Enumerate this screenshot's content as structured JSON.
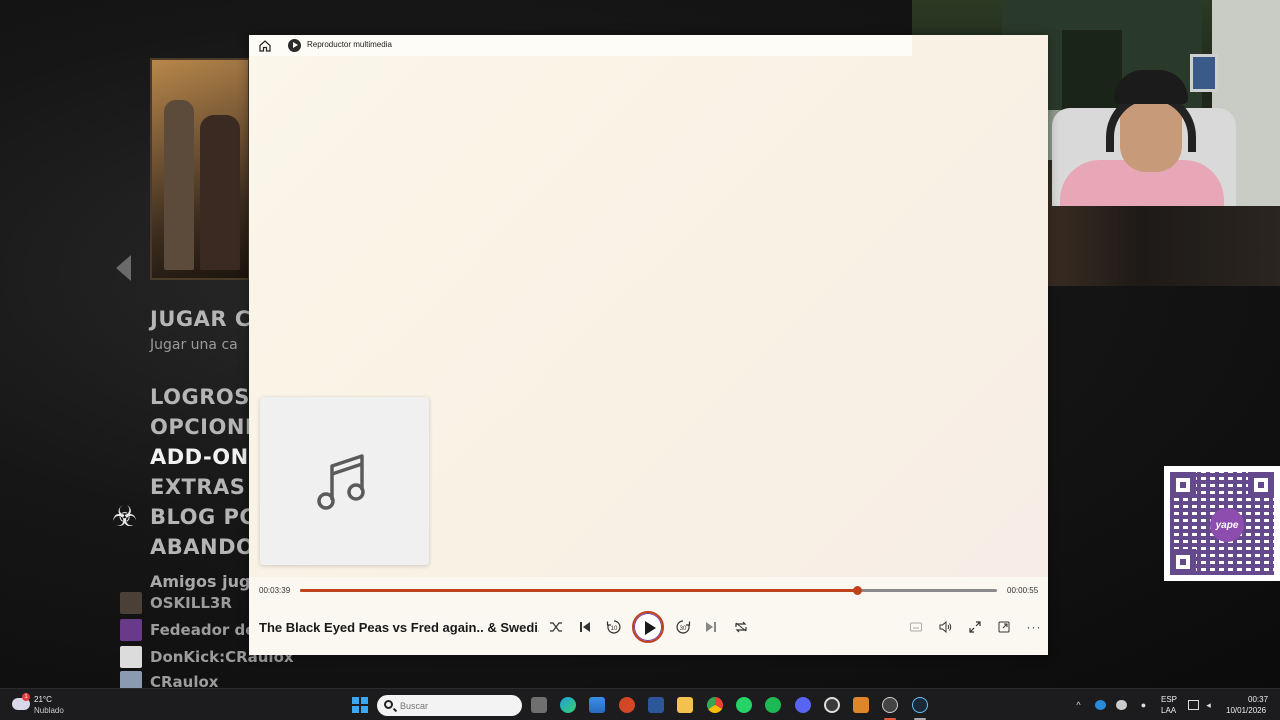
{
  "game_menu": {
    "items": [
      "JUGAR C",
      "LOGROS",
      "OPCIONE",
      "ADD-ONS",
      "EXTRAS",
      "BLOG PC",
      "ABANDO"
    ],
    "subtitle": "Jugar una ca",
    "friends_title": "Amigos jug",
    "friends": [
      "OSKILL3R",
      "Fedeador de",
      "DonKick:CRaulox",
      "CRaulox"
    ]
  },
  "player": {
    "app_title": "Reproductor multimedia",
    "current_time": "00:03:39",
    "remaining_time": "00:00:55",
    "progress": 0.7988,
    "song_title": "The Black Eyed Peas vs Fred again.. & Swedi...",
    "skip_back_seconds": "10",
    "skip_forward_seconds": "30",
    "colors": {
      "accent": "#c0421d"
    }
  },
  "qr": {
    "logo_text": "yape"
  },
  "taskbar": {
    "weather": {
      "temp": "21°C",
      "desc": "Nublado",
      "badge": "1"
    },
    "search_placeholder": "Buscar",
    "apps": [
      "file-explorer-icon",
      "edge-icon",
      "store-icon",
      "powerpoint-icon",
      "word-icon",
      "folder-icon",
      "chrome-icon",
      "whatsapp-icon",
      "spotify-icon",
      "discord-icon",
      "obs-icon",
      "left4dead-icon",
      "media-player-icon",
      "steam-icon"
    ],
    "lang_top": "ESP",
    "lang_bottom": "LAA",
    "time": "00:37",
    "date": "10/01/2026"
  }
}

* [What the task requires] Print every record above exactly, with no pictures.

* [Solution]
Enumerate this screenshot's content as structured JSON.
{
  "game_menu": {
    "items": [
      "JUGAR C",
      "LOGROS",
      "OPCIONE",
      "ADD-ONS",
      "EXTRAS",
      "BLOG PC",
      "ABANDO"
    ],
    "subtitle": "Jugar una ca",
    "friends_title": "Amigos jug",
    "friends": [
      "OSKILL3R",
      "Fedeador de",
      "DonKick:CRaulox",
      "CRaulox"
    ]
  },
  "player": {
    "app_title": "Reproductor multimedia",
    "current_time": "00:03:39",
    "remaining_time": "00:00:55",
    "progress": 0.7988,
    "song_title": "The Black Eyed Peas vs Fred again.. & Swedi...",
    "skip_back_seconds": "10",
    "skip_forward_seconds": "30",
    "colors": {
      "accent": "#c0421d"
    }
  },
  "qr": {
    "logo_text": "yape"
  },
  "taskbar": {
    "weather": {
      "temp": "21°C",
      "desc": "Nublado",
      "badge": "1"
    },
    "search_placeholder": "Buscar",
    "apps": [
      "file-explorer-icon",
      "edge-icon",
      "store-icon",
      "powerpoint-icon",
      "word-icon",
      "folder-icon",
      "chrome-icon",
      "whatsapp-icon",
      "spotify-icon",
      "discord-icon",
      "obs-icon",
      "left4dead-icon",
      "media-player-icon",
      "steam-icon"
    ],
    "lang_top": "ESP",
    "lang_bottom": "LAA",
    "time": "00:37",
    "date": "10/01/2026"
  }
}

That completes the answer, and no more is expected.